[Items from a data source]
·····

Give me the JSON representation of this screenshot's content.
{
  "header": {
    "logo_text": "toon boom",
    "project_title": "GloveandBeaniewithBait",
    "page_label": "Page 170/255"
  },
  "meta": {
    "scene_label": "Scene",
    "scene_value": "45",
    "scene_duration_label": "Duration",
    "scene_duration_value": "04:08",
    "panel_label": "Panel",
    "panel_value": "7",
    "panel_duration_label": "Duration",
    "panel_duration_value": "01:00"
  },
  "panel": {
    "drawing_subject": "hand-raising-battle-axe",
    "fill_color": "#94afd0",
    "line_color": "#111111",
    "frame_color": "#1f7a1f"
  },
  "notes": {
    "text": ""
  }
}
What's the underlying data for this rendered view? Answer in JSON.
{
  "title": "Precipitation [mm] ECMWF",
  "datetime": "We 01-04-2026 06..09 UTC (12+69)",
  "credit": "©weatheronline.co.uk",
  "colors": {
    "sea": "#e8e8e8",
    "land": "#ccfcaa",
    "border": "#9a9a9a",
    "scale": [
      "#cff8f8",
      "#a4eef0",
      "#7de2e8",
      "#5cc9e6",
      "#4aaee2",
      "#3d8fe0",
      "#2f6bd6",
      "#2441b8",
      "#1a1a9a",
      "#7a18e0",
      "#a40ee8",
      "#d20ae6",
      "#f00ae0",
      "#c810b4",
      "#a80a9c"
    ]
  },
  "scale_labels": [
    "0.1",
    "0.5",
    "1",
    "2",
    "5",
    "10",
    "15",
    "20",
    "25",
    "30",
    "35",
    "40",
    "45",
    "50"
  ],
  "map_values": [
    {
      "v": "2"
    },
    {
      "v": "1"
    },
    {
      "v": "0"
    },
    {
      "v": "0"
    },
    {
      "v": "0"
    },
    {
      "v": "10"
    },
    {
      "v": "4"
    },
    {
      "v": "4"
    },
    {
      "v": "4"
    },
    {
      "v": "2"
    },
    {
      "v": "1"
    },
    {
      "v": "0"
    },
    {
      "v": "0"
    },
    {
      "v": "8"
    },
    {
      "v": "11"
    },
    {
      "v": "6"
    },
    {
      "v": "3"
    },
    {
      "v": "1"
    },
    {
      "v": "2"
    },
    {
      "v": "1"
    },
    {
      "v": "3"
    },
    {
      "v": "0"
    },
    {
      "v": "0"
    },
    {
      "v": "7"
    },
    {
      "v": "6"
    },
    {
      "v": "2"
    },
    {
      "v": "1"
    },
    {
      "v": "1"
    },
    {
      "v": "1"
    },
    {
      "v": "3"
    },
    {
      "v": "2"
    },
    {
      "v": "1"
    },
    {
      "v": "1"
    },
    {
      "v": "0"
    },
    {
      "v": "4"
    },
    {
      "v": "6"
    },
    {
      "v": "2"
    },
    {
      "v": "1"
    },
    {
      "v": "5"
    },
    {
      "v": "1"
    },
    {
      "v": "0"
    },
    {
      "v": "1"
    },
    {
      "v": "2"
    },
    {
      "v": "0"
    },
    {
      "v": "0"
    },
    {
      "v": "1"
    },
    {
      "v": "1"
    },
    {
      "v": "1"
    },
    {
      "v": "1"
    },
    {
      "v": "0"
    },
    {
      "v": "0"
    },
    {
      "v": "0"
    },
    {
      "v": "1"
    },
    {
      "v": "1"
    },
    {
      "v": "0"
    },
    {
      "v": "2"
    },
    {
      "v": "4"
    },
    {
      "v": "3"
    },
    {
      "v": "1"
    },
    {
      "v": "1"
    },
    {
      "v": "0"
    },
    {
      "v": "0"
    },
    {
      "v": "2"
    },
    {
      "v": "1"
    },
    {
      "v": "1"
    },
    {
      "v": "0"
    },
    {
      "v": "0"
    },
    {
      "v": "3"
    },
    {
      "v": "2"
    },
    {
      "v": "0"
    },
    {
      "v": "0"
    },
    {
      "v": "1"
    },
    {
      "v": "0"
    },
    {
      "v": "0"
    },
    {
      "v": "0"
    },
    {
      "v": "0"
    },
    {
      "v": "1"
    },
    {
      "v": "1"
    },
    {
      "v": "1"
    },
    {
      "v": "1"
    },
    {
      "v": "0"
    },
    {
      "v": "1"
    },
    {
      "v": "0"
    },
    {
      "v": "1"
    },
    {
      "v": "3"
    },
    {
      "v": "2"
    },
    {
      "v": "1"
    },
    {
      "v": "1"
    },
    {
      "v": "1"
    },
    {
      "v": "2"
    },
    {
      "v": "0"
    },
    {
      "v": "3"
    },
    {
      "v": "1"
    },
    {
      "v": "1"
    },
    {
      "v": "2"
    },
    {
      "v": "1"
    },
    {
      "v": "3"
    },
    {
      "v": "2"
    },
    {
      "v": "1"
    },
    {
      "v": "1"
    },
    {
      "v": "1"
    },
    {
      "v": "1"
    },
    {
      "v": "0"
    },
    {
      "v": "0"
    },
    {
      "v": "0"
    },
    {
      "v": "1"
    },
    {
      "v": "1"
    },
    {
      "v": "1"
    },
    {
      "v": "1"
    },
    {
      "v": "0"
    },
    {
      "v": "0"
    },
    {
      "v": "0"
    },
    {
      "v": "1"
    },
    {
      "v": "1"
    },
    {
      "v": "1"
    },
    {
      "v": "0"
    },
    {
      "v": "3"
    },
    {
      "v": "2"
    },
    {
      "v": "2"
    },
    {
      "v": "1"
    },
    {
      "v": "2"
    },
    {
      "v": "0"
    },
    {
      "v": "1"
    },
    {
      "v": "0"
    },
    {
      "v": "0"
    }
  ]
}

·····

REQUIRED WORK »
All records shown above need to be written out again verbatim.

ANSWER TO THIS PROBLEM »
Give me the JSON representation of this screenshot's content.
{
  "header": {
    "logo_text": "toon boom",
    "project_title": "GloveandBeaniewithBait",
    "page_label": "Page 170/255"
  },
  "meta": {
    "scene_label": "Scene",
    "scene_value": "45",
    "scene_duration_label": "Duration",
    "scene_duration_value": "04:08",
    "panel_label": "Panel",
    "panel_value": "7",
    "panel_duration_label": "Duration",
    "panel_duration_value": "01:00"
  },
  "panel": {
    "drawing_subject": "hand-raising-battle-axe",
    "fill_color": "#94afd0",
    "line_color": "#111111",
    "frame_color": "#1f7a1f"
  },
  "notes": {
    "text": ""
  }
}
What's the underlying data for this rendered view? Answer in JSON.
{
  "title": "Precipitation [mm] ECMWF",
  "datetime": "We 01-04-2026 06..09 UTC (12+69)",
  "credit": "©weatheronline.co.uk",
  "colors": {
    "sea": "#e8e8e8",
    "land": "#ccfcaa",
    "border": "#9a9a9a",
    "scale": [
      "#cff8f8",
      "#a4eef0",
      "#7de2e8",
      "#5cc9e6",
      "#4aaee2",
      "#3d8fe0",
      "#2f6bd6",
      "#2441b8",
      "#1a1a9a",
      "#7a18e0",
      "#a40ee8",
      "#d20ae6",
      "#f00ae0",
      "#c810b4",
      "#a80a9c"
    ]
  },
  "scale_labels": [
    "0.1",
    "0.5",
    "1",
    "2",
    "5",
    "10",
    "15",
    "20",
    "25",
    "30",
    "35",
    "40",
    "45",
    "50"
  ],
  "map_values": [
    {
      "v": "2"
    },
    {
      "v": "1"
    },
    {
      "v": "0"
    },
    {
      "v": "0"
    },
    {
      "v": "0"
    },
    {
      "v": "10"
    },
    {
      "v": "4"
    },
    {
      "v": "4"
    },
    {
      "v": "4"
    },
    {
      "v": "2"
    },
    {
      "v": "1"
    },
    {
      "v": "0"
    },
    {
      "v": "0"
    },
    {
      "v": "8"
    },
    {
      "v": "11"
    },
    {
      "v": "6"
    },
    {
      "v": "3"
    },
    {
      "v": "1"
    },
    {
      "v": "2"
    },
    {
      "v": "1"
    },
    {
      "v": "3"
    },
    {
      "v": "0"
    },
    {
      "v": "0"
    },
    {
      "v": "7"
    },
    {
      "v": "6"
    },
    {
      "v": "2"
    },
    {
      "v": "1"
    },
    {
      "v": "1"
    },
    {
      "v": "1"
    },
    {
      "v": "3"
    },
    {
      "v": "2"
    },
    {
      "v": "1"
    },
    {
      "v": "1"
    },
    {
      "v": "0"
    },
    {
      "v": "4"
    },
    {
      "v": "6"
    },
    {
      "v": "2"
    },
    {
      "v": "1"
    },
    {
      "v": "5"
    },
    {
      "v": "1"
    },
    {
      "v": "0"
    },
    {
      "v": "1"
    },
    {
      "v": "2"
    },
    {
      "v": "0"
    },
    {
      "v": "0"
    },
    {
      "v": "1"
    },
    {
      "v": "1"
    },
    {
      "v": "1"
    },
    {
      "v": "1"
    },
    {
      "v": "0"
    },
    {
      "v": "0"
    },
    {
      "v": "0"
    },
    {
      "v": "1"
    },
    {
      "v": "1"
    },
    {
      "v": "0"
    },
    {
      "v": "2"
    },
    {
      "v": "4"
    },
    {
      "v": "3"
    },
    {
      "v": "1"
    },
    {
      "v": "1"
    },
    {
      "v": "0"
    },
    {
      "v": "0"
    },
    {
      "v": "2"
    },
    {
      "v": "1"
    },
    {
      "v": "1"
    },
    {
      "v": "0"
    },
    {
      "v": "0"
    },
    {
      "v": "3"
    },
    {
      "v": "2"
    },
    {
      "v": "0"
    },
    {
      "v": "0"
    },
    {
      "v": "1"
    },
    {
      "v": "0"
    },
    {
      "v": "0"
    },
    {
      "v": "0"
    },
    {
      "v": "0"
    },
    {
      "v": "1"
    },
    {
      "v": "1"
    },
    {
      "v": "1"
    },
    {
      "v": "1"
    },
    {
      "v": "0"
    },
    {
      "v": "1"
    },
    {
      "v": "0"
    },
    {
      "v": "1"
    },
    {
      "v": "3"
    },
    {
      "v": "2"
    },
    {
      "v": "1"
    },
    {
      "v": "1"
    },
    {
      "v": "1"
    },
    {
      "v": "2"
    },
    {
      "v": "0"
    },
    {
      "v": "3"
    },
    {
      "v": "1"
    },
    {
      "v": "1"
    },
    {
      "v": "2"
    },
    {
      "v": "1"
    },
    {
      "v": "3"
    },
    {
      "v": "2"
    },
    {
      "v": "1"
    },
    {
      "v": "1"
    },
    {
      "v": "1"
    },
    {
      "v": "1"
    },
    {
      "v": "0"
    },
    {
      "v": "0"
    },
    {
      "v": "0"
    },
    {
      "v": "1"
    },
    {
      "v": "1"
    },
    {
      "v": "1"
    },
    {
      "v": "1"
    },
    {
      "v": "0"
    },
    {
      "v": "0"
    },
    {
      "v": "0"
    },
    {
      "v": "1"
    },
    {
      "v": "1"
    },
    {
      "v": "1"
    },
    {
      "v": "0"
    },
    {
      "v": "3"
    },
    {
      "v": "2"
    },
    {
      "v": "2"
    },
    {
      "v": "1"
    },
    {
      "v": "2"
    },
    {
      "v": "0"
    },
    {
      "v": "1"
    },
    {
      "v": "0"
    },
    {
      "v": "0"
    }
  ]
}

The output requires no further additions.